Started building the bike on Saturday morning with optimism in my heart. Little did I know, the day would be wrought with failure.
I figured that the bottom bracket was the logical place to start, so I got out my shiny new bottom bracket and bottom bracket tool. Watched a quick youTube video on 'How to Install a Bottom Bracket' and got to it. I had a Shimano ball and cup style one, so I started with the ball, as the video instructed, on the right side. It felt a little tight, but with some elbow grease I was able to set it all the way in. Then I started putting on the cup part, and it went it with a few stuck spots until about the 3/4 mark. Then it felt really stuck. Thinking that I could give it a little persuasion, I really cranked on it, and heard a distinct *CRACK*.

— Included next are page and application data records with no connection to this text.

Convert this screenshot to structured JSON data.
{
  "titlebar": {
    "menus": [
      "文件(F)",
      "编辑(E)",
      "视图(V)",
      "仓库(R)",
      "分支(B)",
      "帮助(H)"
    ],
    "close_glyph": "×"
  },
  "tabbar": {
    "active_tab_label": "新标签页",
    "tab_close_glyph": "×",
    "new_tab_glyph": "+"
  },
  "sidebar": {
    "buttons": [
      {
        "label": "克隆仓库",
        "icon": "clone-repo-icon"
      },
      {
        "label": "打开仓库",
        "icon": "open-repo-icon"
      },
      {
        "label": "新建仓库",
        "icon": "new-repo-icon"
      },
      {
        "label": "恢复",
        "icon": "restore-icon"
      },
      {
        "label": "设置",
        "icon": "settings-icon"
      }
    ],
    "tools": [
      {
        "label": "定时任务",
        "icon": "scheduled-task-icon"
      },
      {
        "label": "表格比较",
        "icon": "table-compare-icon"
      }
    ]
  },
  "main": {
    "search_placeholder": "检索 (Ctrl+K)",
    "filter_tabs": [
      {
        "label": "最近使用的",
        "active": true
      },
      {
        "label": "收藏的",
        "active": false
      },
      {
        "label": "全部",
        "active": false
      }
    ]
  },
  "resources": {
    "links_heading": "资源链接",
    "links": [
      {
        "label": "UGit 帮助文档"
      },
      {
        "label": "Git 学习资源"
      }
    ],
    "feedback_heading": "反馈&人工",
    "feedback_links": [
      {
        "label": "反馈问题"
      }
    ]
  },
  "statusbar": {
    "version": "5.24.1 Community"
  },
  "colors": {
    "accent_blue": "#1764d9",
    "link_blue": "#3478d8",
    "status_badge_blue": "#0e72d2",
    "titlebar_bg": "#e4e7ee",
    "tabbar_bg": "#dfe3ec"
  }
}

The teeth part of the cup that were still sticking out of the frame had separated from the rest of the cup and went flying in multiple directions. The cup now only had about half its teeth, and was impossible to remove as it was. After a moment of panic, in which I had visions of the broken plastic piece of the bottom bracket being stuck in the frame forever and fears that I would have to scrap the whole thing, I was able to remove the other side of the bottom bracket first, and then get the plastic piece out VERY CAREFULLY.
This left me a little frazzled (not to mention minus one bottom bracket), but I decided to press on. The fork assembly was the second idea that I had for where to start, so I tackled that. I soon found that the powder coating had put too much width on the stem, so I couldn't fit it into the fork. Not to be thwarted twice in one day, I gathered my frame, fork, stem, and seatpost (which had the same problem as the stem), and my resolve, and headed over to my grandfathers house (where I was going anyways for a family Thanksgiving get together) to use his power buffer. The power buffer was working well, and just when I thought that I was getting back on track it started shooting flames. Well, OK, no flames, but lots of sparks and lots of smoke, from the inside. So no more power buffer.
At this point a crowd of my redneck uncles had gathered to drink and watch me work (the use of power tools and/or beer seems to draw them like flies to dung), and one of them helpfully suggested I use an angle grinder. Dont get me wrong, my redneck uncles are an inspiration in my life, but I knew that the angle grinder was the equivalent of using a sledgehammer on finishing nails. However, at this point, I was frustrated enough to try anything. (which, by the way, is the point at which you should QUIT. Im just not the brightest bulb in the knife drawer)
So out came the angle grinder, and after a brilliant array of white paint chips and enough vibrating to make me completely numb from the elbows down, I had everything stripped that I wanted to. At this point it was about noon, and I decided that it was 5 O'clock somewhere and started drinking heavily.
The rest of the day was a blurry mess of good beer, good food, and good times. I didnt get home until well past the closing time for Greenstreet, despite my good intentions of getting there.
Im going to try to get a new bottom bracket today and tackle the project again. Wish me luck, I apparently need it...